Make equal data elements identical by choosing one preferred version, based on relevant distinctions only.
A set of data elements, one of them selected as normalized.
- Avoid ambiguity, redundancy and inconsistencies.
- Group multiple data elements with same characteristics.
- Avoid derivation and garbage in the data to be normalized.
- Define normalization rules in a schema.
- Database normalization is recommended to avoid redundancy and inconsistencies.
- Unicode defines several normalization forms (NFD, NFC, NFKD, NFKC).
- XML Schema Datatypes have a canonical lexical representation to establish a one-to-one mapping between value space and literal representations. For instance the boolean value false can be represented as
falsebut the latter is the canonical, normalized form.
- Approximate data types use a finite (or denumerable infinite) number of distinct values to represent an infinite number of values. The approximation normalizes the infinite set by mapping multiple values to one.
- Whitespace normalization replaces multiple and different whitespace characters by one simple whitespace character.
- An ISBN can have multiple forms (with or without hyphen, or space, as ISBN-10 or ISBN-13 etc.).
- Normalization depends on uniquely identifiable entities but an identifier or label is often missing.
- Normalization concentrates on the relevant aspects of a data element. It requires to define what variants are considered equivalent and what makes a difference. All these properties, however, may depend on context.
- Normalizing graph structures can be very hard both computationally and practically.
- Ordered values (numbers, coordinates…) can be treated as equal if they have a low distance, but they cannot be normalized because distance is not a transitive function.
- Despite its theoretical importance, for instance in database theory, normalization in practice is often applied incompletely or not at all.
- related patterns
- Normalization groups data elements based on sameness of their characteristic properties. More general methods of grouping are examples of the container pattern.
- Every normalization defines an identifier (the reverse does not apply).
- Normalization may also be virtual, resulting in the void pattern. For instance in some file systems file names are case insensitive but case preserving, so the normalized file name is not given directly.
- implied patterns

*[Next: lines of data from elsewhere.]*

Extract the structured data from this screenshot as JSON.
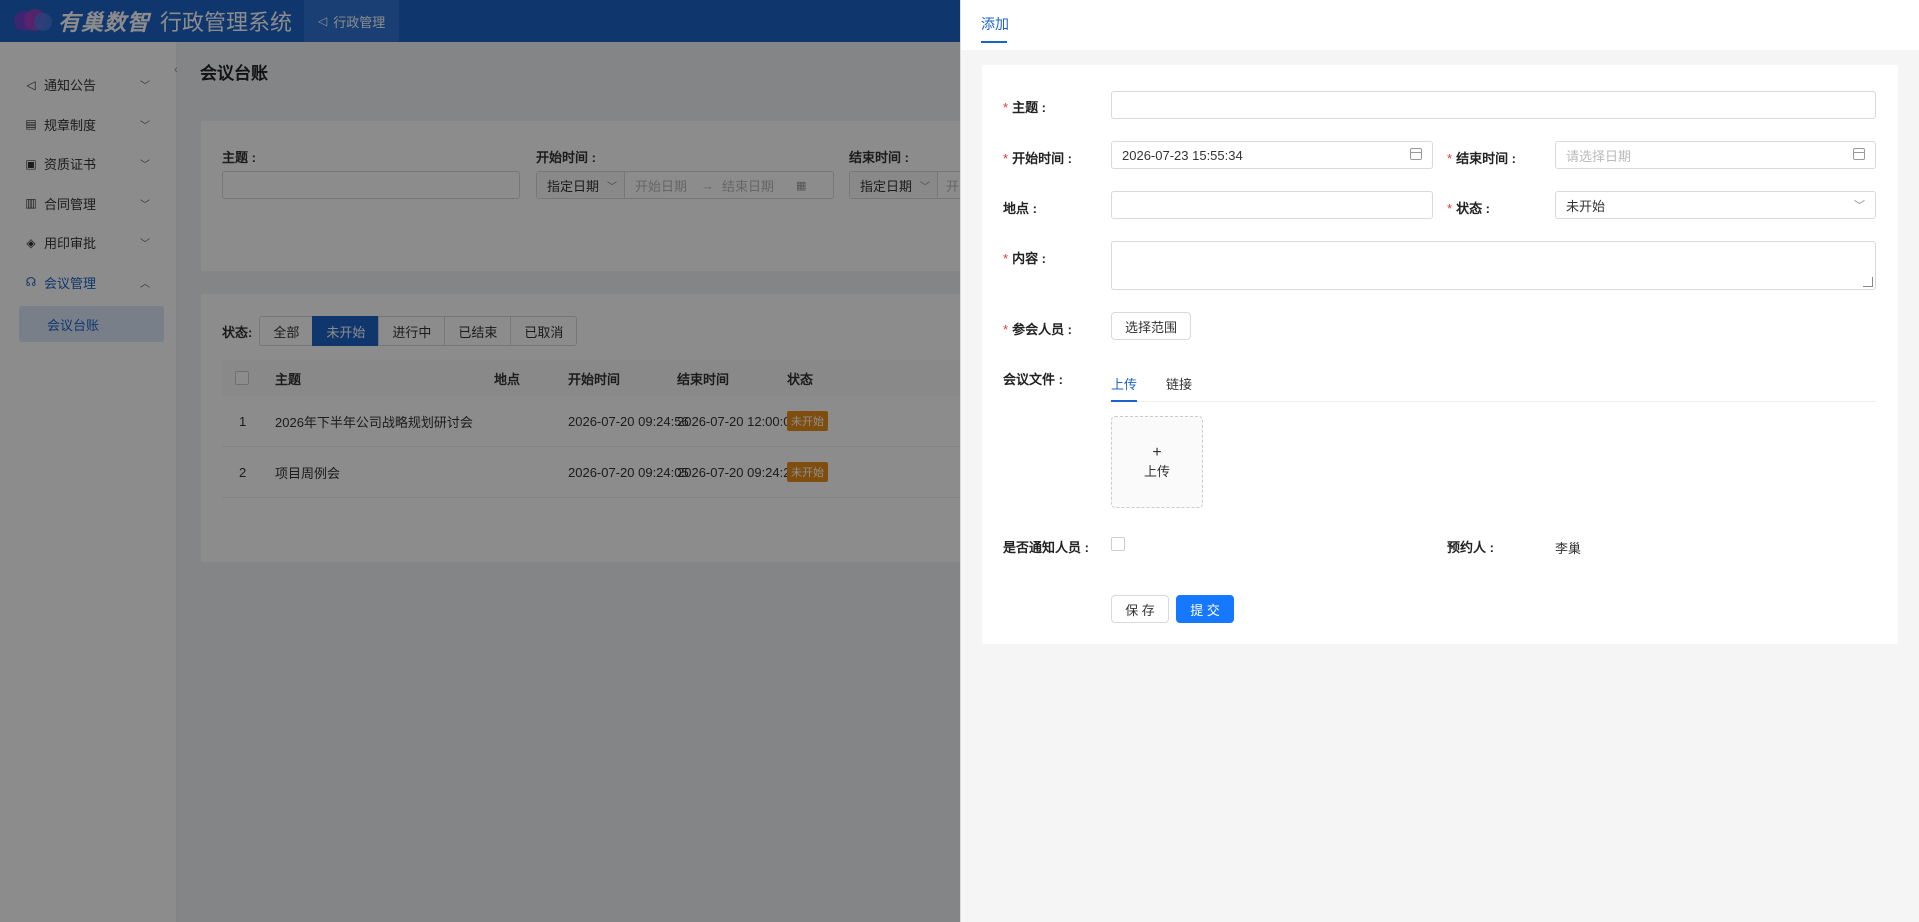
{
  "app": {
    "logo_text": "有巢数智",
    "system_title": "行政管理系统",
    "top_nav_label": "行政管理"
  },
  "sidebar": {
    "items": [
      {
        "label": "通知公告",
        "icon": "megaphone-icon"
      },
      {
        "label": "规章制度",
        "icon": "document-icon"
      },
      {
        "label": "资质证书",
        "icon": "certificate-icon"
      },
      {
        "label": "合同管理",
        "icon": "contract-icon"
      },
      {
        "label": "用印审批",
        "icon": "seal-icon"
      },
      {
        "label": "会议管理",
        "icon": "meeting-icon"
      }
    ],
    "active_sub": "会议台账"
  },
  "page": {
    "title": "会议台账",
    "filters": {
      "subject_label": "主题 :",
      "start_label": "开始时间 :",
      "end_label": "结束时间 :",
      "date_mode": "指定日期",
      "start_placeholder": "开始日期",
      "end_placeholder": "结束日期",
      "arrow": "→",
      "partial_text": "开"
    },
    "status_label": "状态:",
    "status_tabs": [
      "全部",
      "未开始",
      "进行中",
      "已结束",
      "已取消"
    ],
    "active_status": "未开始",
    "table": {
      "headers": [
        "主题",
        "地点",
        "开始时间",
        "结束时间",
        "状态"
      ],
      "rows": [
        {
          "index": "1",
          "subject": "2026年下半年公司战略规划研讨会",
          "location": "",
          "start": "2026-07-20 09:24:56",
          "end": "2026-07-20 12:00:00",
          "status": "未开始"
        },
        {
          "index": "2",
          "subject": "项目周例会",
          "location": "",
          "start": "2026-07-20 09:24:05",
          "end": "2026-07-20 09:24:22",
          "status": "未开始"
        }
      ]
    }
  },
  "drawer": {
    "tab": "添加",
    "form": {
      "subject_label": "主题 :",
      "start_label": "开始时间 :",
      "start_value": "2026-07-23 15:55:34",
      "end_label": "结束时间 :",
      "end_placeholder": "请选择日期",
      "location_label": "地点 :",
      "status_label": "状态 :",
      "status_value": "未开始",
      "content_label": "内容 :",
      "attendees_label": "参会人员 :",
      "attendees_button": "选择范围",
      "files_label": "会议文件 :",
      "file_tabs": [
        "上传",
        "链接"
      ],
      "upload_plus": "+",
      "upload_text": "上传",
      "notify_label": "是否通知人员 :",
      "booker_label": "预约人 :",
      "booker_value": "李巢",
      "save_button": "保 存",
      "submit_button": "提 交",
      "required_mark": "*"
    }
  },
  "colors": {
    "primary": "#1d63c7",
    "submit": "#1677ff",
    "tag_orange": "#e88f1c",
    "required": "#e53935"
  }
}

Every normalization implies a form of encoding, as data elements can be encoded by the form they are normalized to. For instance XML documents are encoded by their document model, which gives a normalized form.